With the spread of the coronavirus, face masks have become a staple in everyday life as countries attempt to reopen and maintain some sense of normalcy. Some have adopted the masks and tried to integrate them more into daily life, such as with the launch of the “trikini” for summer that includes customized face masks with bathing suits.
However, most people find it difficult to adjust to the new normal they find themselves in, including constantly covering their face. A new type of face mask might make that change a bit easier.
Klaus Schönenberger assisted with the 2015 Ebola outbreak in West Africa and saw both the benefits and limitations that medical face masks posed. Most concerning was the lack of facial interaction, which can be crucial with assisting hearing-impaired patients.
"It was touching to see that nurses — covered from head to toe in protective gear — pinned photos of themselves on their chests so that patients could see their faces," he said in a statement on the project website.
Schönenberger started to develop the HelloMask with the EssentialTech Center and Empa, a Swiss federal materials-science center. Thierry Pelet, formerly a project manager at the Ecole Polytechnique Fédérale de Lausanne School of Life Science, approached Schönenberger to help develop the mask.
The aim was to create a mask that was transparent but still filtered at a medical-grade level. Unlike current, similar products that aim to provide transparent face-protection but are bulky and cumbersome, the HelloMask would be similar in design and function to the current green, blue and white medical masks.

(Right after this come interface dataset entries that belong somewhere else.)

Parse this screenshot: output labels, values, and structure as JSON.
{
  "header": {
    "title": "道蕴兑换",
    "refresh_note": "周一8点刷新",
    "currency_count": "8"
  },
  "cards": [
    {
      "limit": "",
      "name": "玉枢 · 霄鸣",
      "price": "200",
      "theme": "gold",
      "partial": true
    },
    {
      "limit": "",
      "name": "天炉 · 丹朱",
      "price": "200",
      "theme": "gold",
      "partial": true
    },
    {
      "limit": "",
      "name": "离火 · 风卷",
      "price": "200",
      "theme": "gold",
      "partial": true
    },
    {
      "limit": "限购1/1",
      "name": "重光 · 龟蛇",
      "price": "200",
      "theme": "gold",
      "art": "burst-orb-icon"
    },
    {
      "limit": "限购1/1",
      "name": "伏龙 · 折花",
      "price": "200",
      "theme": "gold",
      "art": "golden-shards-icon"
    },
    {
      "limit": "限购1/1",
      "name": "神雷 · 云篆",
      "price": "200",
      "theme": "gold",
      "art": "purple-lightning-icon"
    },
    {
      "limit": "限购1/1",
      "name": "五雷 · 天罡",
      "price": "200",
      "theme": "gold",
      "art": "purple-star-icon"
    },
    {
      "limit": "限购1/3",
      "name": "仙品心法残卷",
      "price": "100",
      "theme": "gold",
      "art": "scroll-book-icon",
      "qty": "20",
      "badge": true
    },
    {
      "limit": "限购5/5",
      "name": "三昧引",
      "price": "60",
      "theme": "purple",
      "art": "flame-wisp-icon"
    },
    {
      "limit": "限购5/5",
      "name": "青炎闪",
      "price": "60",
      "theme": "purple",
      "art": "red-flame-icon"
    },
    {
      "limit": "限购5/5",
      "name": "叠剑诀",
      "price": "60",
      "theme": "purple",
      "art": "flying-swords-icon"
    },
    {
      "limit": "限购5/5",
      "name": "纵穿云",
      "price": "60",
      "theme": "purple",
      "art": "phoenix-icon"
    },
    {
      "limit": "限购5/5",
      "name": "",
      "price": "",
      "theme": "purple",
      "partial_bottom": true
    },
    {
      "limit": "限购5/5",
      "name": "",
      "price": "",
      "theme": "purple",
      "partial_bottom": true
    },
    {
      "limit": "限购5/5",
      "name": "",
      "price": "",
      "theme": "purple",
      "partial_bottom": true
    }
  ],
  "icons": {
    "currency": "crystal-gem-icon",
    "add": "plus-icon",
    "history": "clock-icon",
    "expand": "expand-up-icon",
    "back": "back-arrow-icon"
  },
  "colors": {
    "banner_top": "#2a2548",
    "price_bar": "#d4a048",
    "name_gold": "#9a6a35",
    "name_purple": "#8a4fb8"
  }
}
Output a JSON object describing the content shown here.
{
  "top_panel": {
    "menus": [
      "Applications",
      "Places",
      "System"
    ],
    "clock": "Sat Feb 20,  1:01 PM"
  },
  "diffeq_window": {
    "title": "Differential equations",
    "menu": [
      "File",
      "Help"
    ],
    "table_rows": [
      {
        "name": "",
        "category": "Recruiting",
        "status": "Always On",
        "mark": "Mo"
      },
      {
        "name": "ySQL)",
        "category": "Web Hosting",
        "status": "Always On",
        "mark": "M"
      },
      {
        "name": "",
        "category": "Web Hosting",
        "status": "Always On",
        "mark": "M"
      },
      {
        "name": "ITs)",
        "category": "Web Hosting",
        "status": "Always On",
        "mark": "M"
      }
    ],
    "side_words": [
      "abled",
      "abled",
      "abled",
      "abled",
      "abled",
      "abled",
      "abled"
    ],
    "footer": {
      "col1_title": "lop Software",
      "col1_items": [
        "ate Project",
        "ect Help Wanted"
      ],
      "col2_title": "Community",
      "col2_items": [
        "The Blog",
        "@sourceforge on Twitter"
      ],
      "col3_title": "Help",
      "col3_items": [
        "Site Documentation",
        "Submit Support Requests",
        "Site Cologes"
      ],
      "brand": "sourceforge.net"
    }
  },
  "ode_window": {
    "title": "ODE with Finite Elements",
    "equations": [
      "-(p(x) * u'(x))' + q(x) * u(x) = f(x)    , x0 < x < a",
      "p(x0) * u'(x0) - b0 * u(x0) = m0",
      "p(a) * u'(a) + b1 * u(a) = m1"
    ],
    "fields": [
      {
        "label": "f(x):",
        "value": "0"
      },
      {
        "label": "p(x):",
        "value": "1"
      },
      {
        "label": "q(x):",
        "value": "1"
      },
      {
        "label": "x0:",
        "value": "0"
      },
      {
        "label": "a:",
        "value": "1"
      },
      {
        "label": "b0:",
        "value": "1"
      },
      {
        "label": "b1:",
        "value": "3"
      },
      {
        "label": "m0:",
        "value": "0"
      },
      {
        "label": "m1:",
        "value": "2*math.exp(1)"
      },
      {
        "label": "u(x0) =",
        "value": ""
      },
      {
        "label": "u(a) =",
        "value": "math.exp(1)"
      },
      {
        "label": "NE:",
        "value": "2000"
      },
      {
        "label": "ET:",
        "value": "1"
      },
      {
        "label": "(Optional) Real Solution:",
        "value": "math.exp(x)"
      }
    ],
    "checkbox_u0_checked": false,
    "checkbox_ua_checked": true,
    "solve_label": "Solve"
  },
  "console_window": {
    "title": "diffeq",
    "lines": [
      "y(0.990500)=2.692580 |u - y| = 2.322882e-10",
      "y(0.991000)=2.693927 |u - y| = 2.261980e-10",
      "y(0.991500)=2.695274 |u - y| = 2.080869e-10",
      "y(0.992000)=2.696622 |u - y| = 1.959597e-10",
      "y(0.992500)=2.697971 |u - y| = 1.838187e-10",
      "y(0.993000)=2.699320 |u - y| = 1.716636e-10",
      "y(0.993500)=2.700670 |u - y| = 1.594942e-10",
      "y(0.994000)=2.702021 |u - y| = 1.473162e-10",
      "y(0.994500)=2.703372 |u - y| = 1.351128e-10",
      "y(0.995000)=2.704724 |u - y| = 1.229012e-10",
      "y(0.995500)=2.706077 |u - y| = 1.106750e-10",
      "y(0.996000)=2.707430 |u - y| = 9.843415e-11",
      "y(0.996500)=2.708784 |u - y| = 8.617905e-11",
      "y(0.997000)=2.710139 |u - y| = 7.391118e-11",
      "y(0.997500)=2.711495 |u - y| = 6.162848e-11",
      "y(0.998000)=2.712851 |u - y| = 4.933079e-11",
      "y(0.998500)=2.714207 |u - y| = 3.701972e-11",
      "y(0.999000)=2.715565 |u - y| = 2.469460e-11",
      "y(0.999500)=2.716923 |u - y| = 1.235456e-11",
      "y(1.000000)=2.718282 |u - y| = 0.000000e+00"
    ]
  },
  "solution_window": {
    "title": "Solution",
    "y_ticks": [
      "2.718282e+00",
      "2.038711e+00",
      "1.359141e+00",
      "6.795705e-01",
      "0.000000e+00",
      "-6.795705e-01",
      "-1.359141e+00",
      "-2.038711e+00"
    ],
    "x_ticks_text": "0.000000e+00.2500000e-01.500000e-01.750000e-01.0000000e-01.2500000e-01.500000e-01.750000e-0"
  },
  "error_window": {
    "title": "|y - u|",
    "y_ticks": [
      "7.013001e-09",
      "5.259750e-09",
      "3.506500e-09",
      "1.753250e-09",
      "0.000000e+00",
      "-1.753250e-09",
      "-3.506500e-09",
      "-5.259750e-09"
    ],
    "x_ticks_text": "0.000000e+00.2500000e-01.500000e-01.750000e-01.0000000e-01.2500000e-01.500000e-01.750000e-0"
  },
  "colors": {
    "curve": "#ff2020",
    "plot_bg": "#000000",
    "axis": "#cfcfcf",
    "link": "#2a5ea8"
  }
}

“Looking online you can find prototypes of masks that are partly transparent, but they’re just normal masks with some of the fabric replaced by clear plastic,” Pelet said in the written statement. The mask the group developed should function the way medical masks do, with pores in the material that are small enough to allow air to pass through while blocking out viruses and bacteria.
The HelloMask was initially funded by some dozen non-profit organizations, later earning a grant for funding. The masks will initially sell to hospitals and health care professionals, but the plan is to swiftly introduce the masks to the mass market, with aims to launch production as soon as early 2021.